Sunday, December 4, 2022


Folk Musical Instruments


Harmonium : Originally it does not belong to India but the Harmonium is now commonly seen at all cultural performances. It is used by Swangis and Bhajmis in Haryana as an accompanying instrument.

Rhythm comes naturally to man since everything in creation  moves to it. Percussion instrument keep the rhythm  of a dancer, singer or an instrumental player intact.

Dhol : This is a two-sided drum, played by two small wooden sticks. A barrel-shaped wooden drum is covered with skin on both sides. There are numerous varieties of this instrument. It is used on the occasions of marriage, festivals wrestling matches and dance-performances.

Dholak : This is a smaller version of Dhol, mostly used by the Ahirs of Gurgaon district.

Daph : This is a one sided drum and serves as accompaniment of dances particularly Dhamal dance which is popular in Mahedargarh district. It is very simple in construction  consisting of an open circular frame with only one side covered  with skin. It can be played either by hands or with small sticks. It is also used on festive occasions.

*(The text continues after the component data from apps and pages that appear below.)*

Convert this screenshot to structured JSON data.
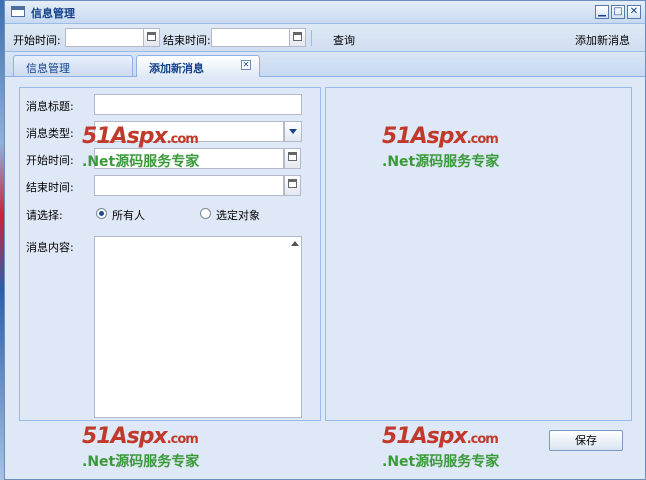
{
  "window": {
    "title": "信息管理",
    "buttons": {
      "minimize": "▁",
      "maximize": "□",
      "close": "✕"
    }
  },
  "toolbar": {
    "start_label": "开始时间:",
    "start_value": "",
    "end_label": "结束时间:",
    "end_value": "",
    "query_label": "查询",
    "add_label": "添加新消息"
  },
  "tabs": [
    {
      "label": "信息管理",
      "active": false
    },
    {
      "label": "添加新消息",
      "active": true,
      "closable": true
    }
  ],
  "form": {
    "title_label": "消息标题:",
    "title_value": "",
    "type_label": "消息类型:",
    "type_value": "",
    "start_label": "开始时间:",
    "start_value": "",
    "end_label": "结束时间:",
    "end_value": "",
    "choose_label": "请选择:",
    "radio_all": "所有人",
    "radio_selected": "选定对象",
    "content_label": "消息内容:",
    "content_value": ""
  },
  "watermark": {
    "logo_main": "51Aspx",
    "logo_suffix": ".com",
    "subtitle": ".Net源码服务专家"
  },
  "save_label": "保存"
}
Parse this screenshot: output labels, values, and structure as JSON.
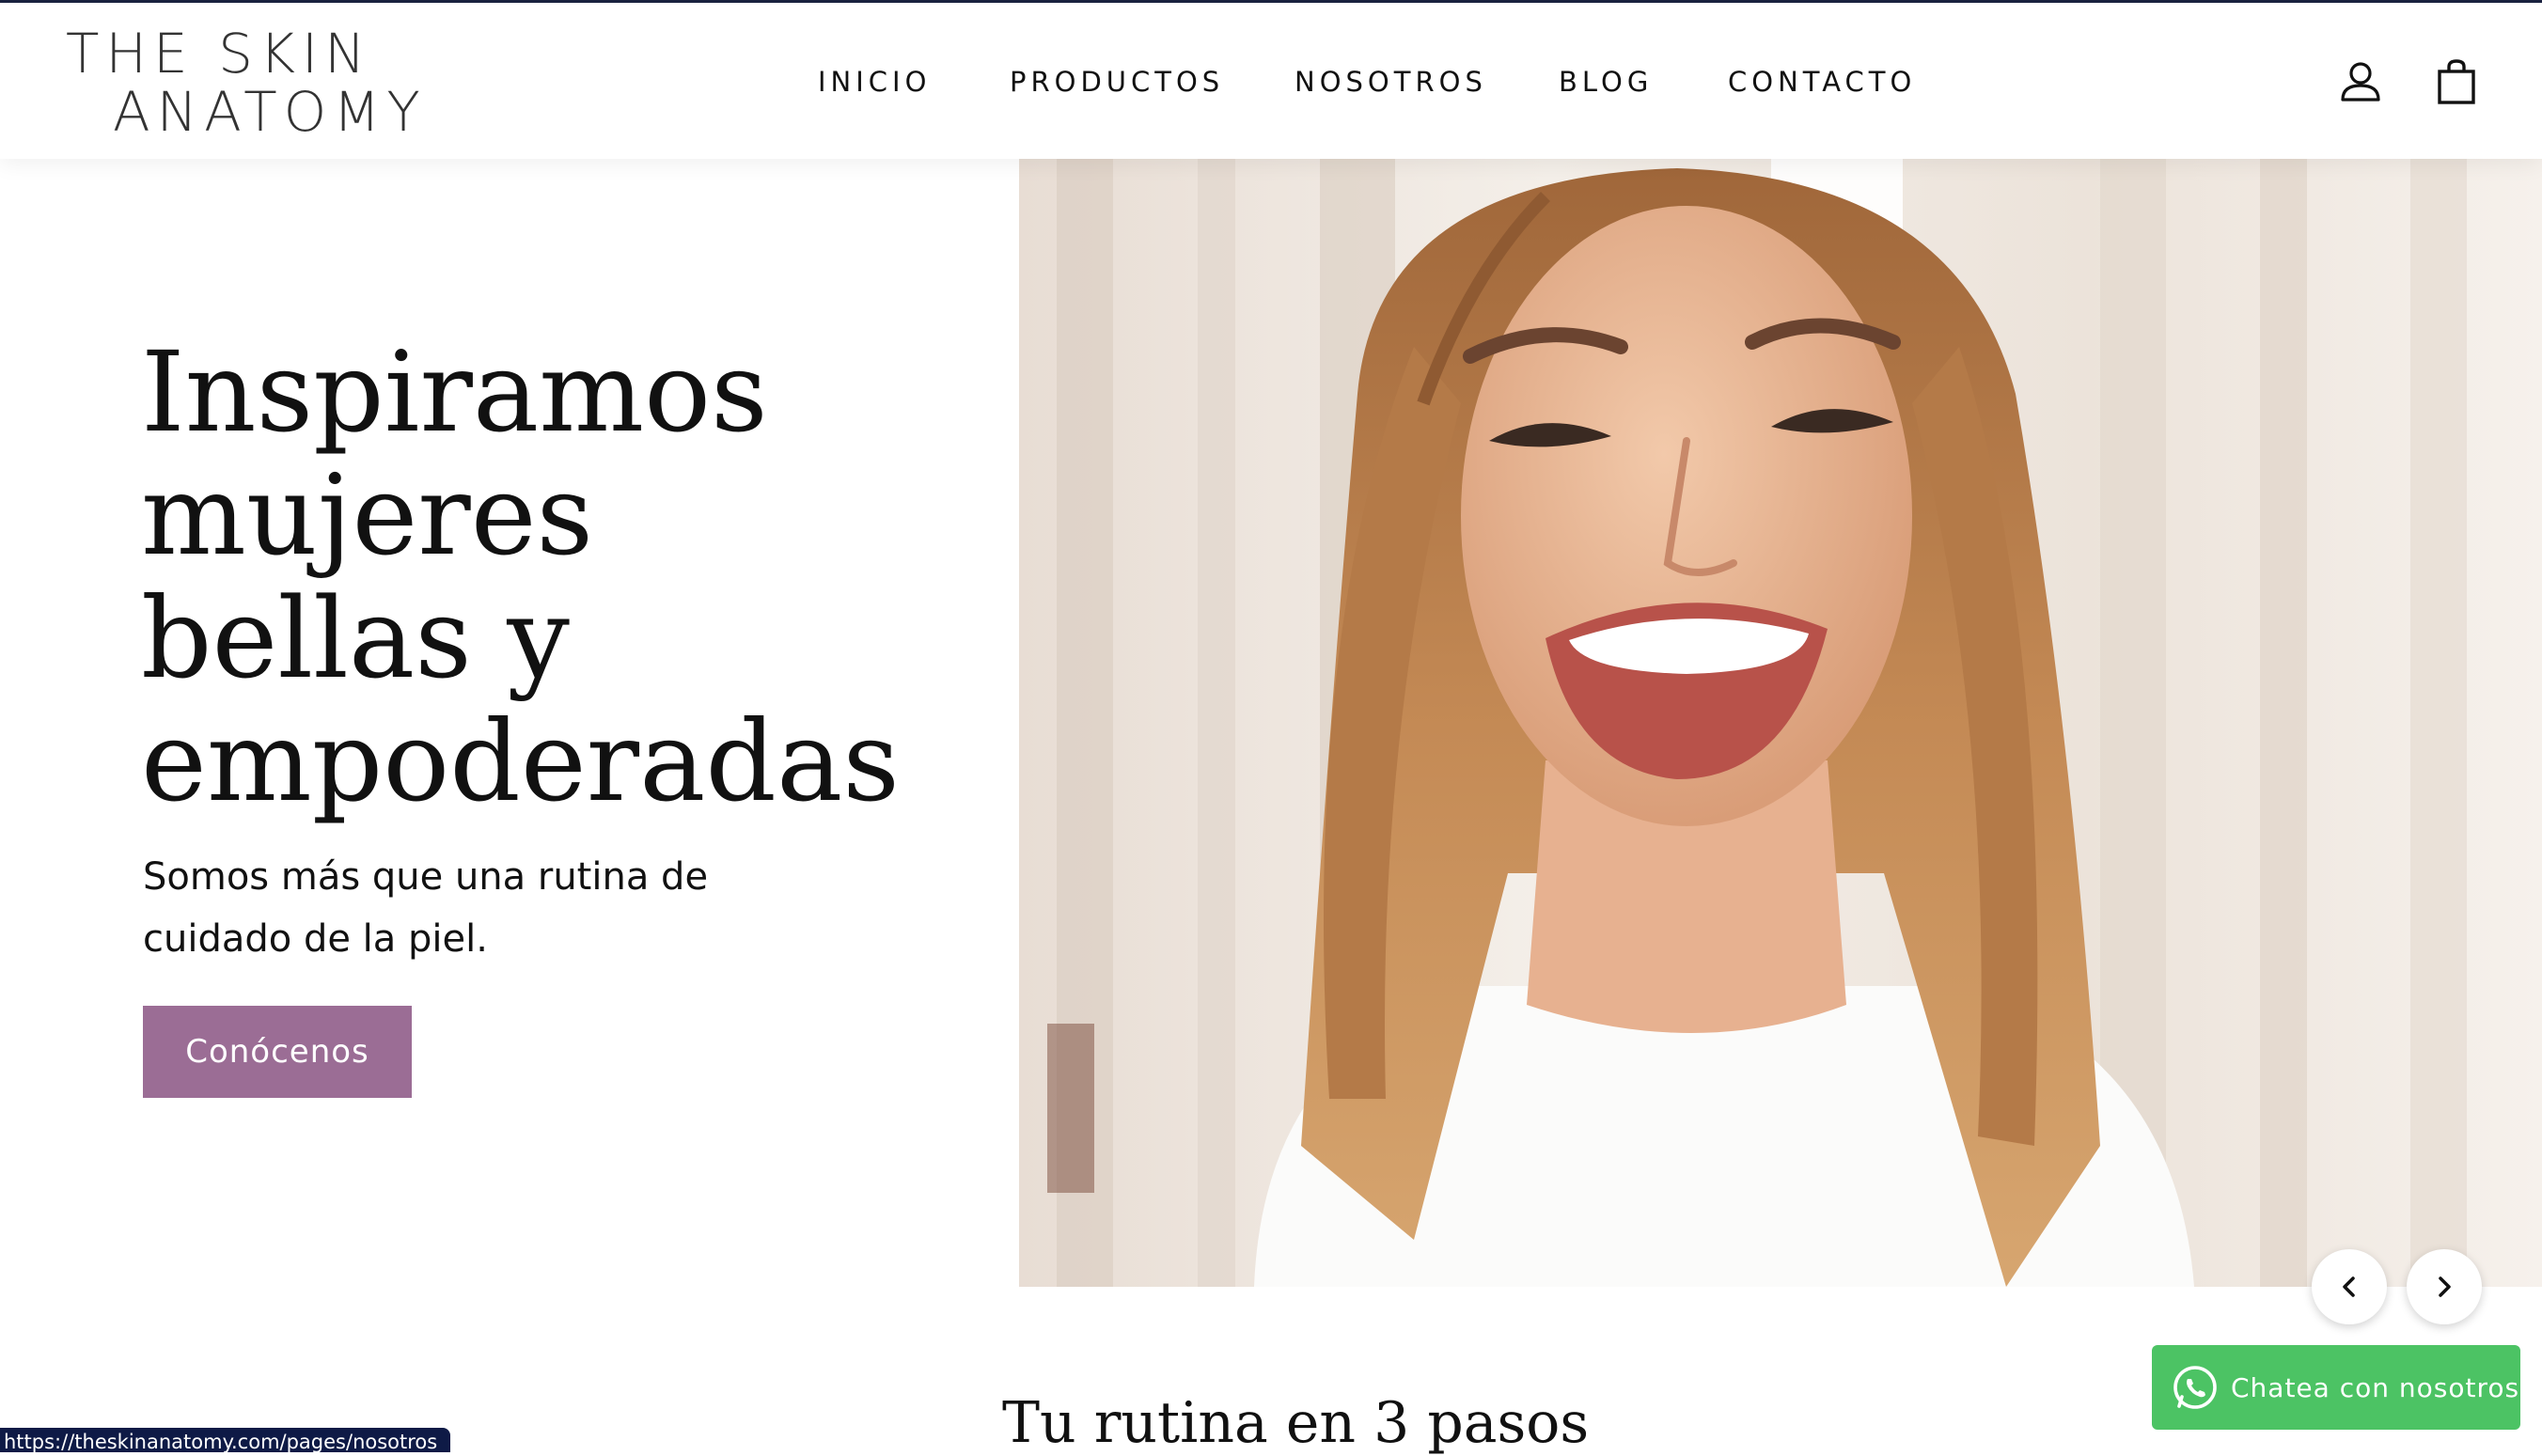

Khanjari : This is a small variety of Daph  with the only difference that the Ghungrus (bells) are fixed around it. It is generally used in a solo dance performance.

Damru : This is a very small drum, shaped like an hourglass. It is an attribute to Lord Shiva who is said to have played it during his Tandava  Nritya. It is used as an accompaniment  for devotional and ritualistic folk music especially in Gugga dance. It is also associated with Magic shows by Jugglers.

Deru : It is a bigger version of Damru but serves the same purpose.

Nagara (Naqqara ) : This is also a side drum but heavy and large in size and rests on the ground while playing. Its body is made of copper. It is played with two large sticks. It is a relic of feudal times when state announcements were made with the beat of the Nagara.

Taasha : This is a one sided earthen instrument played by two small sticks. It is used on ceremonial occasions and some times also on the occasion of dance performances.

Jhil : This is a smaller version of Nagara and is played with small sticks. It is also played on the left side of the Nagara. It is really a part of Nagara  like a pair of Tabla. 

Ghara : This earthen pitcher is the cheapest instrument played on different occasions to keep only the rhythm.

Cymbals : These are two big round pieces of bronze which produce metallic sound during a dance and other occasions.

Bells : These are used generally in temples during aaratis, kirtans and other devotional performances.

Ghungrus : These are worn by dancers around his or her ankles to give force and effect to the dance. It also helps in producing the rhythm.

Khartal : These are small Ghungrus fixed on two small wooden pieces and are struck together to keep the rhythm according to the tempo of other instruments.

Manjira : This is a pair of metallic cymbals used for producing rhythm. It produces a pleasant sound and is used mostly as accompaniment to devotional music and more frequently during dance performances. It is also used by Jogis  of 'Naath Parampara' during their prayers.